Nesmith’s complete profile was there for scouts to ponder over. But even that was incomplete.

A big reason the team fell short of expectations was the loss of their leading scorer in Nesmith to a stress fracture in his right foot in January. That might be why he could tumble to where the Magic are picking. And without a standard pre-draft process for teams to personally evaluate his health and status, there could be at least a few teams who might stay away.

The team that takes the risk is going to get a supremely good scorer.

It is exceedingly tough to average 20 points per game in the 40-minute, slower-paced college game. Only 28 players in all of Division I college basketball can claim that mantle. To do so requires a pretty high usage rate and a lot of shots.

That is what makes Nesmith really intriguing and interesting. He averaged 23.0 points per game on 14.6 field goal attempts per game and a 62.2-percent effective field goal percentage. His usage rate was still at 26.3 percent, according to Sports-Reference, but the way Nesmith could get his shots is a way that can translate to the NBA.

Vanderbilt used a lot of its offense to get Nesmith coming around screens and even popping on pick and rolls. They wanted to try to suck the defense off him and give him the space to shoot. He is a solid spot-up shooter. And if he can continue to work on his cutting, he could help twist defenses some with his gravity.

In his 14 games last year, Nesmith shot 52.2 percent on 8.2 3-point field goal attempts per game and 82.2 percent from the line. Nesmith might be one of the most elite shooters in this draft.

The question is whether he will provide much else.

He is not a natural driver. He can make straight line-drives to the basket, but even finishing over smaller defenders is tough for him off the dribble. Nesmith is not finishing over anyone. He has good athleticism to finish around smaller defenders, but he is not the supreme athlete to dunk over anyone.

He prefers to stop and hit a turnaround jumper over defenders, rather than get all the way to the basket.

Defensively, he has a lot of the tools teams want. At 6-foot-6 with a 6-foot-10 wingspan, he checks off that box for the Magic. He is a smart defender. But he does not possess great athleticism or understanding to use his athleticism to slow down opposing players.

He is young enough that he still should be able to learn technique and improve on that end. The physical tools are all there.

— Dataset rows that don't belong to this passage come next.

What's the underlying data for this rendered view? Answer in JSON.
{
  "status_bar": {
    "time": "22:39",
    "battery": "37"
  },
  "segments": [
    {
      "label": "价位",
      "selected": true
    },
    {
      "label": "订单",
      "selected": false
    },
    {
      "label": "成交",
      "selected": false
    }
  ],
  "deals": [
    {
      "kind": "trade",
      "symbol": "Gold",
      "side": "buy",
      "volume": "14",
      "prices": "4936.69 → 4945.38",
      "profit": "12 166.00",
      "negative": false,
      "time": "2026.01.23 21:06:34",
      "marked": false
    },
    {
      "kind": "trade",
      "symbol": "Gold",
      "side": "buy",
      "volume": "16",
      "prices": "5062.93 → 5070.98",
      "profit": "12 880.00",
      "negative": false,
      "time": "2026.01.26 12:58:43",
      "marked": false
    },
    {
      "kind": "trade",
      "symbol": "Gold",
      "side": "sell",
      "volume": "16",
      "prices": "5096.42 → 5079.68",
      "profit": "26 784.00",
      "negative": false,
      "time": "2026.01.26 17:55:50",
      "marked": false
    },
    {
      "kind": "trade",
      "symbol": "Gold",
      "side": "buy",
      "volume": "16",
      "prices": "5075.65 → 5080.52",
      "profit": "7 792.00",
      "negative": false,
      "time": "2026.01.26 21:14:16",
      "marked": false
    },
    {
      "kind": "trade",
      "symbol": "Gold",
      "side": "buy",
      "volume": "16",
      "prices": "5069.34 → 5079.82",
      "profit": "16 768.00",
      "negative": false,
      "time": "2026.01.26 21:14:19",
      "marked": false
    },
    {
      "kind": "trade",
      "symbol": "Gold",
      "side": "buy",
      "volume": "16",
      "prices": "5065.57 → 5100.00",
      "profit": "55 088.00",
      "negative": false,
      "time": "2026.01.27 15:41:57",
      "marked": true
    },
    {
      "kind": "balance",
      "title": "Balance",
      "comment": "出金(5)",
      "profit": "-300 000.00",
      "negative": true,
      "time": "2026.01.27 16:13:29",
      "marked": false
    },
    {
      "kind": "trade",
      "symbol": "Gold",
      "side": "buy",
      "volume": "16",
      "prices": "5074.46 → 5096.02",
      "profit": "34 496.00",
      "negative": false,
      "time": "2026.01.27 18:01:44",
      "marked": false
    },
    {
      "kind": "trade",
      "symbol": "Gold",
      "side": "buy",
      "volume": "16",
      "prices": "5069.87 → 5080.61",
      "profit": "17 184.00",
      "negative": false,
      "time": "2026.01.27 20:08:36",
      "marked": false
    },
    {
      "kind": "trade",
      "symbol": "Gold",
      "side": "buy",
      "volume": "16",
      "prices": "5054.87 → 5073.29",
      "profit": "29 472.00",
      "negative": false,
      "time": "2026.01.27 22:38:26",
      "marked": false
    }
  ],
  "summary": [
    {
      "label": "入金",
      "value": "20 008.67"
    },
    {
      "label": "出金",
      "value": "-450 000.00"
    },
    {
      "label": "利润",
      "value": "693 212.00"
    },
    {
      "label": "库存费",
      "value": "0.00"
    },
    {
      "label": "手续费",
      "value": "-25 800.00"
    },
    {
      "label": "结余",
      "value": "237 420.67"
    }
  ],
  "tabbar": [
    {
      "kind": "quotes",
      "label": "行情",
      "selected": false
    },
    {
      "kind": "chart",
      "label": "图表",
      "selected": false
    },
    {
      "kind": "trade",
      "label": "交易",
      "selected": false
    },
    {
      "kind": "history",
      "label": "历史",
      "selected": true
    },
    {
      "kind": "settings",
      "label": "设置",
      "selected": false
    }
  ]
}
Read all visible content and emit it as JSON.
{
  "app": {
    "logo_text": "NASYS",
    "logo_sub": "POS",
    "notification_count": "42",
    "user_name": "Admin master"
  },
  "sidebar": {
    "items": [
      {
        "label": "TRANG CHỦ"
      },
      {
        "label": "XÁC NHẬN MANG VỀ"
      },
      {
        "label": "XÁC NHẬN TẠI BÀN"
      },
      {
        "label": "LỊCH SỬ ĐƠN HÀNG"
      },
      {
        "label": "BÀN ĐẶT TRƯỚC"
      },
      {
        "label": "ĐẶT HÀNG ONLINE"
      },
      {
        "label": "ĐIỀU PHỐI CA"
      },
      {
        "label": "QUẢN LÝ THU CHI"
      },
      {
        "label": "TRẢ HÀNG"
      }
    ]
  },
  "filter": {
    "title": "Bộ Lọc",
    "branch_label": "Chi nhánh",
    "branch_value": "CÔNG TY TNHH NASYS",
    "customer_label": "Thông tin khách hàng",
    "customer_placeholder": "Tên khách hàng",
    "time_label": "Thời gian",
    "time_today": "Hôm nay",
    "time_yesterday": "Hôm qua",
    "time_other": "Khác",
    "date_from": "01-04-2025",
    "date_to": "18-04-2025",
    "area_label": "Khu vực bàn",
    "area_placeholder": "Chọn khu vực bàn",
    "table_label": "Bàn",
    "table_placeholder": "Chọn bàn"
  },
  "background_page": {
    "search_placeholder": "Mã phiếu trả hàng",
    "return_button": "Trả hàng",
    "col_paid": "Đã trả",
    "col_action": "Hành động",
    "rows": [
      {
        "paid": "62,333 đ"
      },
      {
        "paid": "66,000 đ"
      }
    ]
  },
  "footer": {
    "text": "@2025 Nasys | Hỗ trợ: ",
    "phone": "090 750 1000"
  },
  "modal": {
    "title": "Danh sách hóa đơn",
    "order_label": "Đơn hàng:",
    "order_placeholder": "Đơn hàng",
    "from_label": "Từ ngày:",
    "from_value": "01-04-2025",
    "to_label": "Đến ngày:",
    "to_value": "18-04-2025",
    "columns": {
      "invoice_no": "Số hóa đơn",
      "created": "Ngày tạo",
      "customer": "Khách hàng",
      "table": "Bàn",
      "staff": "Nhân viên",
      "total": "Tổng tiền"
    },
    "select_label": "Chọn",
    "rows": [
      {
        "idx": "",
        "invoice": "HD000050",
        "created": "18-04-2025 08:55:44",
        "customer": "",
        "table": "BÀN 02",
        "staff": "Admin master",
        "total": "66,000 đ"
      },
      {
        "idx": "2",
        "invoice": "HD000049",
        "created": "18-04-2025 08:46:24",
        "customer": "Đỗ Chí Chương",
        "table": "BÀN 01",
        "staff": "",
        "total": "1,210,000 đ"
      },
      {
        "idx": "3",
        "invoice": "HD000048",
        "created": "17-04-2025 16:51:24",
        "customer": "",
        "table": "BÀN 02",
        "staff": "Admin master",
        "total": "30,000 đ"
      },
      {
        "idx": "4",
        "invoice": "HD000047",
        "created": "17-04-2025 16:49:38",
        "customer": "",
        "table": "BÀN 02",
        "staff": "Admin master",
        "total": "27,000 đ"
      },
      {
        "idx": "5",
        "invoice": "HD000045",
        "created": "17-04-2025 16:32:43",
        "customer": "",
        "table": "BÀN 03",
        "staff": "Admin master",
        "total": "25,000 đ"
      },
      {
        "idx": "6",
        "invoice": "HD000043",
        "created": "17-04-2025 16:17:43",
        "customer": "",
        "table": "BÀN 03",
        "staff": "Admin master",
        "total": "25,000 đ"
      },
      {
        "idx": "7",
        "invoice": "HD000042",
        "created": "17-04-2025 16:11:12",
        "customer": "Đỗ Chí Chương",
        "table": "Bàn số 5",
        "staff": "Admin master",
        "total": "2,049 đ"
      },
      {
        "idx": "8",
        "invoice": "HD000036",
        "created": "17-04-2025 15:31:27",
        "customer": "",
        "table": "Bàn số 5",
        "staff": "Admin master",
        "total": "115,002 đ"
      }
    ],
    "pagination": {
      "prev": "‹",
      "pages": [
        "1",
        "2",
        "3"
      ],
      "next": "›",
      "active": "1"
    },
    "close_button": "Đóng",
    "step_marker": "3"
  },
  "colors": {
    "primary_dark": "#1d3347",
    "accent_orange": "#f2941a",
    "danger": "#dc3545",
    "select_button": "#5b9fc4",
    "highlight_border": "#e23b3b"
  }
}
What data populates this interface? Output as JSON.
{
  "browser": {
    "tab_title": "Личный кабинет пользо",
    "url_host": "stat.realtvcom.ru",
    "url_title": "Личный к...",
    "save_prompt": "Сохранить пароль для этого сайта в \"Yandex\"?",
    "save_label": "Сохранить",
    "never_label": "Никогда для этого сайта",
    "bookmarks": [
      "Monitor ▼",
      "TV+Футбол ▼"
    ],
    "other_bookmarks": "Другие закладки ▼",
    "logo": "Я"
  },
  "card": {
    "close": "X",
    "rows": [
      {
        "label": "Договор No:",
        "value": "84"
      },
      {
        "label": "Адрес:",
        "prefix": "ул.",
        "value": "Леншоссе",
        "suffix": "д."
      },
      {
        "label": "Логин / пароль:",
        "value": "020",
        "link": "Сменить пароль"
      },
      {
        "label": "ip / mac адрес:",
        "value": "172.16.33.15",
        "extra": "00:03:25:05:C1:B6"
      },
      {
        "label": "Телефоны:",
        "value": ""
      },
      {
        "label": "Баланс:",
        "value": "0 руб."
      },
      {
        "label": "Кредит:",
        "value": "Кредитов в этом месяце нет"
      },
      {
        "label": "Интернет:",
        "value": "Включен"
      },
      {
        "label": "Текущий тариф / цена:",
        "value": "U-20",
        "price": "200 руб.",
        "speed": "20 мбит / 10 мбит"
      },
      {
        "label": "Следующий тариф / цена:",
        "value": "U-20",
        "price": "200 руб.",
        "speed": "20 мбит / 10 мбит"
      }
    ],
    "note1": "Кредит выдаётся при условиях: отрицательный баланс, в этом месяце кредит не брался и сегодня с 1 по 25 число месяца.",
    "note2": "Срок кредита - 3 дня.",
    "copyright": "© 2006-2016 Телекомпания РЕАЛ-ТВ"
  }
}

But ultimately, no one should rely on Nesmith to be their top player. At least not with how he looked in college. He put up prodigious scoring numbers but Vanderbilt still struggled with him out there — the Commodores did not beat a single power conference team before Nesmith’s injury.

Nesmith is someone who could fit into a role with a team as a floor-spacer and shooter though. If he has rehabbed and regained strength in his leg, then he should be set for a solid rookie season no matter where he is drafted. Just as long as they find the right role for him.